Billy Hallman, Philadelphia Phillies
Once before, I wrote about my father’s father, who was a professional baseball player and a Vaudeville and Burlesque performer. He died in 1920 at age 53, long before I was born. He mostly played for the Philadelphia Phillies, starting in 1888. He also did shorter tours with St Louis Browns, The Brooklyn Bridegrooms, The Philadelphia Quakers, The Philadelphia Athletics, and the Cleveland Blues. During these times, it is likely that he played against the famous Philadelphia Athletics Manager Connie Mack.
In 1890 a group of entrepreneurs started a new baseball league they called the Players League, and Bill Hallman was recruited, as was Connie Mack, to join. Bill, or as he was more known, Billy Hallman, tried to quit the Phillies to join the new league and team. The Phillies sued him. In those days, they had strict rules about taking positions with other teams unless sanctioned.
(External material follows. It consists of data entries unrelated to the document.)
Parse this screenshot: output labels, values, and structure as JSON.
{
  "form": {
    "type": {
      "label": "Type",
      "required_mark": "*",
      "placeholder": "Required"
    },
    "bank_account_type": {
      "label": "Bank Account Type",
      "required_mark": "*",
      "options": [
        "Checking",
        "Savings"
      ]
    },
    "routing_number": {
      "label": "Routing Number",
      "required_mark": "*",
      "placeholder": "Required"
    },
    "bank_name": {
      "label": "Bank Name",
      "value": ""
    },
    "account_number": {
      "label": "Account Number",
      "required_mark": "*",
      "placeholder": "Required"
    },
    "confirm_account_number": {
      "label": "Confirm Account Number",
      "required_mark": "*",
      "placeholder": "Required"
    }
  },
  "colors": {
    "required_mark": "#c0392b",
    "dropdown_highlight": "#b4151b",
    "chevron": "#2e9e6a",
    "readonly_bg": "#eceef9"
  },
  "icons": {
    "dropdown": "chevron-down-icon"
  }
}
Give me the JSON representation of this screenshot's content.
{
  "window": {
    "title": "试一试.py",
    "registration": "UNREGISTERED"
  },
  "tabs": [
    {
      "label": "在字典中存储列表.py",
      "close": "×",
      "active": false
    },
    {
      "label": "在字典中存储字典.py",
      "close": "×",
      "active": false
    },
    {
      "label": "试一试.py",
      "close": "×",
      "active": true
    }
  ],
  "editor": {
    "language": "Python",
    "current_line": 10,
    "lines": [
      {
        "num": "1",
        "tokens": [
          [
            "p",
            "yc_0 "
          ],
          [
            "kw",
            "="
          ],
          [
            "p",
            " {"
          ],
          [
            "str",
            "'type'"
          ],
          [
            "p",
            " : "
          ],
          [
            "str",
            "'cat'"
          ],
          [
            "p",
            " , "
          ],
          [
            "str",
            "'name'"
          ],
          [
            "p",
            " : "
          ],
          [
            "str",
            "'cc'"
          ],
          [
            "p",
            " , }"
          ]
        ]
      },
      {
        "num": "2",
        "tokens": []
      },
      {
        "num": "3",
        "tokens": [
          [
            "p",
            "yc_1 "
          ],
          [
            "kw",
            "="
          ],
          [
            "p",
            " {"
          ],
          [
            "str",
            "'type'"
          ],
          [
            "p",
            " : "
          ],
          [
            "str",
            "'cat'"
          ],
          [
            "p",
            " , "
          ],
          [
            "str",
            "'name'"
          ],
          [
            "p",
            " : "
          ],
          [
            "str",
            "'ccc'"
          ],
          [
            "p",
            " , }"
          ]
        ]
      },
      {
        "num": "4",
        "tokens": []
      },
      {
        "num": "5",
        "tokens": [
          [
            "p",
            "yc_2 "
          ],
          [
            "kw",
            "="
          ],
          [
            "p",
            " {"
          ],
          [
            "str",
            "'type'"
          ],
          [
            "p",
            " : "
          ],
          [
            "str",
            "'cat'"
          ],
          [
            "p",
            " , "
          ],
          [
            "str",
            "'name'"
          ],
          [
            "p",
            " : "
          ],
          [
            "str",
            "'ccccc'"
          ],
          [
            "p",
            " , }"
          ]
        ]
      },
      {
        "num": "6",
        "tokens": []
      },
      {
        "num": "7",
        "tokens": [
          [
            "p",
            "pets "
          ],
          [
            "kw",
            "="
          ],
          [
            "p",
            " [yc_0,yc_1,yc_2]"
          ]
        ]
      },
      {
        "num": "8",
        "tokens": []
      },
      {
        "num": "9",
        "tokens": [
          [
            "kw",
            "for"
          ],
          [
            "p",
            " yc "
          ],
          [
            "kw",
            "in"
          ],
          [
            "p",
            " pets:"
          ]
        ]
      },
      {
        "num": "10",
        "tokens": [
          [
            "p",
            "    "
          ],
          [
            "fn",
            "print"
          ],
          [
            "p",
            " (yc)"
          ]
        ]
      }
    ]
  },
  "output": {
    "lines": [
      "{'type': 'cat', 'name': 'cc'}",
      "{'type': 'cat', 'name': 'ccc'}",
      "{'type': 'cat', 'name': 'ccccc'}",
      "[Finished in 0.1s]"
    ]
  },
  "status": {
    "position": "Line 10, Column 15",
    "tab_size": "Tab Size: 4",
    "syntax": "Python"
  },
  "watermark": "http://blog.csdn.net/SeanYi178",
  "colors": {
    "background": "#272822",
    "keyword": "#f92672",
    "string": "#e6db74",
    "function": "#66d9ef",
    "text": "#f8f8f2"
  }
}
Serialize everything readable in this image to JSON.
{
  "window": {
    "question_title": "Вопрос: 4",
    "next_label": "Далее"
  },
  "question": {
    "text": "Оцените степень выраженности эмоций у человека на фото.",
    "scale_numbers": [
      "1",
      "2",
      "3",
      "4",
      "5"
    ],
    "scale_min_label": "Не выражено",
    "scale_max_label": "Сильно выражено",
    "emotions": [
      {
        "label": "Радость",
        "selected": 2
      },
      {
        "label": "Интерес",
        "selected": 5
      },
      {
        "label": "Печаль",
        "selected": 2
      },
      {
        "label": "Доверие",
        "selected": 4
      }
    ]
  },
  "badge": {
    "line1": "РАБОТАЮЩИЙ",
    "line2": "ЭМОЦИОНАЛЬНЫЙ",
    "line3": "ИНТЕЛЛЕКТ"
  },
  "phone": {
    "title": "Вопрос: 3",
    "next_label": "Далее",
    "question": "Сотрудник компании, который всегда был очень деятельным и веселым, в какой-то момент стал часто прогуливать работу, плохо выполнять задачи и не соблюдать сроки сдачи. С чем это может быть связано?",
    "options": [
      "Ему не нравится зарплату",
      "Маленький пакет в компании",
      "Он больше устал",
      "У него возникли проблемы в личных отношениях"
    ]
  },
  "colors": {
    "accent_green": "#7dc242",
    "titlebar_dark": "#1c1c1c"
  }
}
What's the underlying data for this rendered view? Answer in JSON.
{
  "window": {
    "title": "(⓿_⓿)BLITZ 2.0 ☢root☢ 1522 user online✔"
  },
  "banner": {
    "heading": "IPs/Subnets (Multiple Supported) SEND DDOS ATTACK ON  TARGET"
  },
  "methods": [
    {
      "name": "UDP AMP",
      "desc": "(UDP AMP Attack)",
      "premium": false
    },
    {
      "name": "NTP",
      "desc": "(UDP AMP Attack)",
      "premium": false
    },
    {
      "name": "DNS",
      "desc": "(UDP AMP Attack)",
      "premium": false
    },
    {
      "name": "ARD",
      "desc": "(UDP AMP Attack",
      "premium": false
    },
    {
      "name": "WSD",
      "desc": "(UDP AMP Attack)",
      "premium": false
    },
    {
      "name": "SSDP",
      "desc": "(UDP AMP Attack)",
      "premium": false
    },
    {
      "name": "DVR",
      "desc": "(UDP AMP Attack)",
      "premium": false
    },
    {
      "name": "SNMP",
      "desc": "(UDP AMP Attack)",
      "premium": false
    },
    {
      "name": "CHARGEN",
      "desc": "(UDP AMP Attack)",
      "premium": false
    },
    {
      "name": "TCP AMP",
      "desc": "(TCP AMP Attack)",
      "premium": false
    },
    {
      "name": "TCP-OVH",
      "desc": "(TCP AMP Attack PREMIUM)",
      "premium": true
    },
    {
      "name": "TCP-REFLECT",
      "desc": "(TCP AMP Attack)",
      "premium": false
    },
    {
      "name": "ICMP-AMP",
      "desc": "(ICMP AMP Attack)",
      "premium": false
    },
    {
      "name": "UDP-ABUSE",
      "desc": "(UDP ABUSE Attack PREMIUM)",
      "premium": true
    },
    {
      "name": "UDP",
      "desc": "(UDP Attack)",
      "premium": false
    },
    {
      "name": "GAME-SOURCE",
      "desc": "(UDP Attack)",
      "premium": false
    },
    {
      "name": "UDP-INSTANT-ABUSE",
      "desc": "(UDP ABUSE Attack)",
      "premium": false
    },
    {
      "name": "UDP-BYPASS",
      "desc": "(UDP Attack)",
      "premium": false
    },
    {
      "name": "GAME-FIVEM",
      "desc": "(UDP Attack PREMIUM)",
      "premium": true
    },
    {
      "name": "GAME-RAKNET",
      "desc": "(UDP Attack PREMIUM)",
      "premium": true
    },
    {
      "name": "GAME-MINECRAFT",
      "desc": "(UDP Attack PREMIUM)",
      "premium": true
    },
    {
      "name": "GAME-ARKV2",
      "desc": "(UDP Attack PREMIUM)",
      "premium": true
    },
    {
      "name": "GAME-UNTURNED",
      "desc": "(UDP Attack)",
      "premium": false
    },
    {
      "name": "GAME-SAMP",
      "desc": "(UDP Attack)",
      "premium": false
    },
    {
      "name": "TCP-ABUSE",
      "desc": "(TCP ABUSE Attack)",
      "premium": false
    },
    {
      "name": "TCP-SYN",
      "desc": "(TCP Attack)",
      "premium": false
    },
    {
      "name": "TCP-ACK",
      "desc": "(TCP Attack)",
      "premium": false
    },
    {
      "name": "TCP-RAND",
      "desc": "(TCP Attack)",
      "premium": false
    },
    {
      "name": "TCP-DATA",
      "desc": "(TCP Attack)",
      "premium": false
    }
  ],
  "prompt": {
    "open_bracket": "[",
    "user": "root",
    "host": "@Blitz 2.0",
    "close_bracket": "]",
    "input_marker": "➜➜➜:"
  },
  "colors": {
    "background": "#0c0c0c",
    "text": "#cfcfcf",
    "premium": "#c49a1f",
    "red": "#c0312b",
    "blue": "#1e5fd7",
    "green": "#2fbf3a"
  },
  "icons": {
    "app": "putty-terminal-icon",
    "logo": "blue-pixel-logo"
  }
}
He went to court, and the judge ruled in his favor saying the current baseball rules were akin to slavery. It was the first instance of a free agent.
The new league only lasted one year, and in 1891, he played for the Philadelphia Athletics in the American League. In 1892 he was back with the Phillies in the National League.
Billy Hallman was born near Pittsburgh but spent most of his life in Philadelphia and living in or near the Kensington section of the city. The addresses I could find were 1890- 2708 Fairhill Street, 1900- lived at 635 Venango Street, 1910- 613 Indiana Street, and 1920- 3048 Reese Street. He passed away in 1920. One report of time said it was because of an old baseball injury to his heart.
After 1903 he mainly did management and worked with teams as far away as Savannah and Augusta, Georgia. As I mentioned, Billy was also a performer, and I have seen news ads and articles from places all over the county and as far away as Colorado. Remember, the best mode of transportation back then was the train. I read that he took a steamship to Savannah. Both were very slow compared to today. This made me wonder how, I mean I know how, how did he have time to sire eight children, two of whom died at birth?
Happy Father’s Day, Billy Hallman.